360-degree VR ads have 300% higher click-through rates
- A recent study from OmniVirt revealed that 360-degree virtual reality ads perform appreciably better than regular advertising across metrics such as click-through rates, viewability, and video completion. The data was derived from over 700 million ads served.
- In click-through rates, OmniVirt found that VR photos performed 300% better than regular two-dimensional photos, and 14% better than regular photos in viewability.
- In video completion rates, 360-degree videos were 46% higher than regular videos, with an 85% video completion rate for 360-degree video versus 58% for two-dimensional videos.
Differentiation in advertising is tough, and many companies are finding 360-degree VR to be an effective path forward. They say that immersive media delivers better results compared to 2D advertising formats.
The study from OmniVirt, a VR and AR ad platform, said that 86% of users, when presented with an interactive 360-degree video, chose to interact with the video.
Pushing the boundaries of brand experience is crucial in an environment where the battle for viewer attention is raging fiercely. Audience engagement with brand, and interactions, are quickly becoming more important than impressions, so advertisers need approaches that guarantee high engagement and interaction.
"We believe in the power of the 360-degree VR format to tell more engaging stories that stick with audiences," OmniVirt said in its report. "We value immersion, interaction, and thinking outside the box, key features of 360-degree VR that are proven to deepen engagement with audiences. These features aren't just 'cool' and 'innovative,' they're proven to work."
VR has been at the center of more than just advertising, though. Last year, Walmart brought together a group of high-tech brand executives, technologists and venture capitalists at its tech incubator Store No. 8 in Los Angeles to see some of the latest developments in VR. Short term, the goal of the event was to open up the VR community and retailers to a number of use cases for the technology, Katie Finnegan, principal of Store No. 8, told Retail Dive at the time. But in the long term, the company wants to develop a self contained company to exist under the Store No. 8 umbrella.

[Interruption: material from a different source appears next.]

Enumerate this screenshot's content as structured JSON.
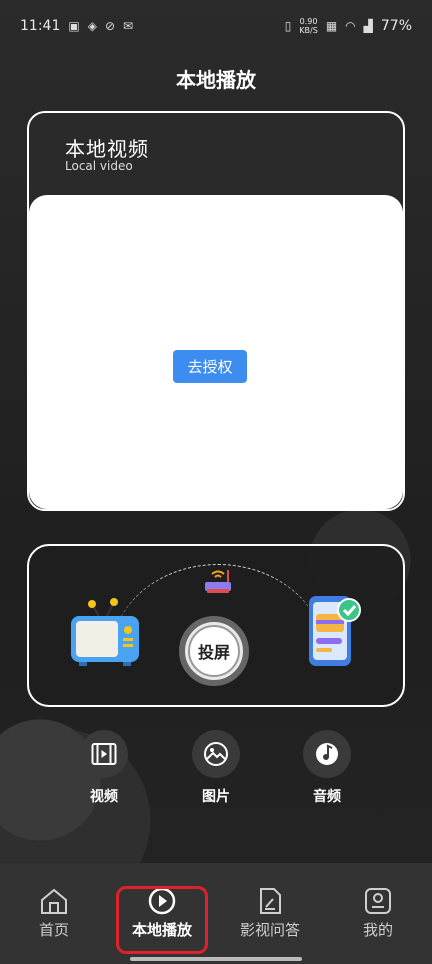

Then last month, Walmart's Store No. 8 acquired VR platform and content studio, Spatialand, its third portfolio company. "The team will develop and explore new products and uses of VR through immersive retail environments that can be incorporated by all facets of Walmart, online and offline," Finnegan said.